START Given records
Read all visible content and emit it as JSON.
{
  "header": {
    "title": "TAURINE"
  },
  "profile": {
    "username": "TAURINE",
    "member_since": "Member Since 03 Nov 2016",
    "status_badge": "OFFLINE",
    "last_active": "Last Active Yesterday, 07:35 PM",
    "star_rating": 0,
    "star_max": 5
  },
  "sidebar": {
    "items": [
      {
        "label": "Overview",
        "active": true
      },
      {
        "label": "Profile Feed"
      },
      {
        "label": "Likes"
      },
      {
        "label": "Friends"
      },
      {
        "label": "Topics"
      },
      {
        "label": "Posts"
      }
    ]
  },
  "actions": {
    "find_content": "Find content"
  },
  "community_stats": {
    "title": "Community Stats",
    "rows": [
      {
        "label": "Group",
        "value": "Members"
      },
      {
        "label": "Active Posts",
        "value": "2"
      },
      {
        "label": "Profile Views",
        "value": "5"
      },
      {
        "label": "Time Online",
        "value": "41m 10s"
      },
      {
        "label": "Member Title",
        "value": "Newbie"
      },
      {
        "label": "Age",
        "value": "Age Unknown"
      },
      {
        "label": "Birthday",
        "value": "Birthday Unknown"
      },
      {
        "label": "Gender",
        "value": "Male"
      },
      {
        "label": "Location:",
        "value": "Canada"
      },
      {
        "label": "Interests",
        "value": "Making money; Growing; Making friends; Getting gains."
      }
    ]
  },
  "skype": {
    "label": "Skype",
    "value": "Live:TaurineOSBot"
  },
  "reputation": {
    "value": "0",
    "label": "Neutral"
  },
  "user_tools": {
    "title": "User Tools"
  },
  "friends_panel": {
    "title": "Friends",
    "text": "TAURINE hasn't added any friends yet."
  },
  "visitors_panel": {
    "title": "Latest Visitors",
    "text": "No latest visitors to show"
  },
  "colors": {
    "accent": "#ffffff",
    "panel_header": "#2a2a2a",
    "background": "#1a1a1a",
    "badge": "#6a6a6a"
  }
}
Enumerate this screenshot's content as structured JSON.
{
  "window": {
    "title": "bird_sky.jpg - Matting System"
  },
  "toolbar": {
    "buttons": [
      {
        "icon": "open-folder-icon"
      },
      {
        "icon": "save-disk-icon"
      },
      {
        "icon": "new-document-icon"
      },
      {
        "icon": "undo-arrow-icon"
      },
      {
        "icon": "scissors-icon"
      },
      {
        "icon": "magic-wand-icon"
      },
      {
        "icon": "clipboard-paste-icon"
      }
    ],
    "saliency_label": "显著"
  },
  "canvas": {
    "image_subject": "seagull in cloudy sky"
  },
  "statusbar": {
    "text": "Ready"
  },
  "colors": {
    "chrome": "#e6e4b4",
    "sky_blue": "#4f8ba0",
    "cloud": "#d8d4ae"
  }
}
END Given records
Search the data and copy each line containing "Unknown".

» Answer box:
        "value": "Age Unknown"
        "value": "Birthday Unknown"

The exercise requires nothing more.